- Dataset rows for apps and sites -
════════════════════

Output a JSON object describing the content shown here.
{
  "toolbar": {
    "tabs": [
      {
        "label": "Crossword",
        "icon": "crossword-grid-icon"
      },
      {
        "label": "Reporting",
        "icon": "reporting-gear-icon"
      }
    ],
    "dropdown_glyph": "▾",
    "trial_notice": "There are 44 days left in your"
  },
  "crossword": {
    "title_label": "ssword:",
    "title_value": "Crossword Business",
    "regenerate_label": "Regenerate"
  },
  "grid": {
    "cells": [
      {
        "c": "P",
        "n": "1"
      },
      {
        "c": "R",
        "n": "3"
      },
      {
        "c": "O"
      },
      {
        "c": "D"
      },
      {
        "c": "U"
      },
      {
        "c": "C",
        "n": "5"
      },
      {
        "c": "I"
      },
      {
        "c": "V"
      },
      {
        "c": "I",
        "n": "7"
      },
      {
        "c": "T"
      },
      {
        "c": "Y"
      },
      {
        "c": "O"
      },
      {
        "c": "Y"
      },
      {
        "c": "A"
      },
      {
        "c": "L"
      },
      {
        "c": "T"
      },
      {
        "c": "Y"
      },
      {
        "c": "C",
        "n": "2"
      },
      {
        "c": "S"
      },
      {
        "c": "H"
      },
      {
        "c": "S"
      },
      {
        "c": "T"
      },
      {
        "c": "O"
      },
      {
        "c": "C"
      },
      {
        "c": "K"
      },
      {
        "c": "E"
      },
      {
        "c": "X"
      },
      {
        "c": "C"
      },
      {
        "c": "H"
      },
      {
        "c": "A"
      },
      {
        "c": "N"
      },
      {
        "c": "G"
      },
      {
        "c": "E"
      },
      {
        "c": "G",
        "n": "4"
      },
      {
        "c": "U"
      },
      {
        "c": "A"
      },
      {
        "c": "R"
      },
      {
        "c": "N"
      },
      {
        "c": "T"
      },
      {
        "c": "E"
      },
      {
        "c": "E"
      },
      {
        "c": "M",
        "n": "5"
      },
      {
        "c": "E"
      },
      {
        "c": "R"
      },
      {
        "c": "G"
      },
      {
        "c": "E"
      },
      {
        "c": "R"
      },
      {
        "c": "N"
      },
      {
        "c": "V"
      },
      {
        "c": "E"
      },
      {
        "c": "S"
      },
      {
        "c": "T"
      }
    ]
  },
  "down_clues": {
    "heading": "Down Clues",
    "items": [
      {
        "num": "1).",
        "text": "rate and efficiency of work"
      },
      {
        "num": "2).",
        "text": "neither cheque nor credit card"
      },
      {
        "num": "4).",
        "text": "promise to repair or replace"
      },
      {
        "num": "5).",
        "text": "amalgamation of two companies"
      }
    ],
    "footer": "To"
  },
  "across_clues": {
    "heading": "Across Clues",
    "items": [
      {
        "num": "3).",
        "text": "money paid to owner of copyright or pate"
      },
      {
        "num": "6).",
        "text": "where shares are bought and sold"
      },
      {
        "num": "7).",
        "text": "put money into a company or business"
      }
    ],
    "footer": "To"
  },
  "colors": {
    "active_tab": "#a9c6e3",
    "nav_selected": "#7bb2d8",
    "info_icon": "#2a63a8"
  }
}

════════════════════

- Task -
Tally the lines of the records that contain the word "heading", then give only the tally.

- Reply to the exercise -
2